--- TASK ITEM ---
Among the entries, find each line that includes the string "Mobile" and list it.

□ □ □ □

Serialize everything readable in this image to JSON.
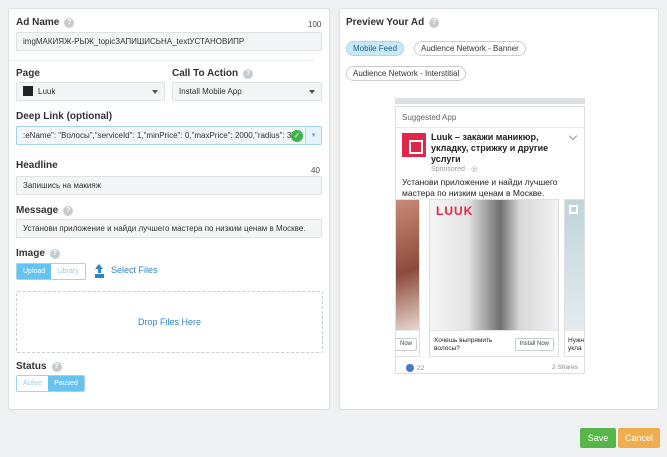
{
  "ad_name": {
    "label": "Ad Name",
    "counter": "100",
    "value": "imgМАКИЯЖ-РЫЖ_topicЗАПИШИСЬНА_textУСТАНОВИПР"
  },
  "page": {
    "label": "Page",
    "value": "Luuk"
  },
  "call_to_action": {
    "label": "Call To Action",
    "value": "Install Mobile App"
  },
  "deep_link": {
    "label": "Deep Link (optional)",
    "value": ":eName\": \"Волосы\",\"serviceId\": 1,\"minPrice\": 0,\"maxPrice\": 2000,\"radius\": 3}"
  },
  "headline": {
    "label": "Headline",
    "counter": "40",
    "value": "Запишись на макияж"
  },
  "message": {
    "label": "Message",
    "value": "Установи приложение и найди лучшего мастера по низким ценам в Москве."
  },
  "image": {
    "label": "Image",
    "upload_label": "Upload",
    "library_label": "Library",
    "select_files_label": "Select Files",
    "drop_label": "Drop Files Here"
  },
  "status": {
    "label": "Status",
    "active_label": "Active",
    "paused_label": "Paused",
    "selected": "Paused"
  },
  "preview": {
    "label": "Preview Your Ad",
    "tabs": [
      "Mobile Feed",
      "Audience Network - Banner",
      "Audience Network - Interstitial"
    ],
    "selected_tab": "Mobile Feed"
  },
  "ad_preview": {
    "suggested": "Suggested App",
    "title": "Luuk – закажи маникюр, укладку, стрижку и другие услуги",
    "sponsored": "Sponsored · ◎",
    "text": "Установи приложение и найди лучшего мастера по низким ценам в Москве.",
    "brand_logo_text": "LUUK",
    "cards": [
      {
        "text": "",
        "button": "Now"
      },
      {
        "text": "Хочешь выпрямить волосы?",
        "button": "Install Now"
      },
      {
        "text": "Нужн укла",
        "button": ""
      }
    ],
    "likes": "22",
    "shares": "2 Shares"
  },
  "actions": {
    "save_label": "Save",
    "cancel_label": "Cancel"
  },
  "colors": {
    "accent_blue": "#66c3ee",
    "link_blue": "#2f86c9",
    "save_green": "#58b548",
    "cancel_orange": "#f0ad4e",
    "brand_red": "#e0274a"
  }
}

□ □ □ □

--- OUTPUT OF THE TASK ---
    "value": "Install Mobile App"
      "Mobile Feed",
    "selected_tab": "Mobile Feed"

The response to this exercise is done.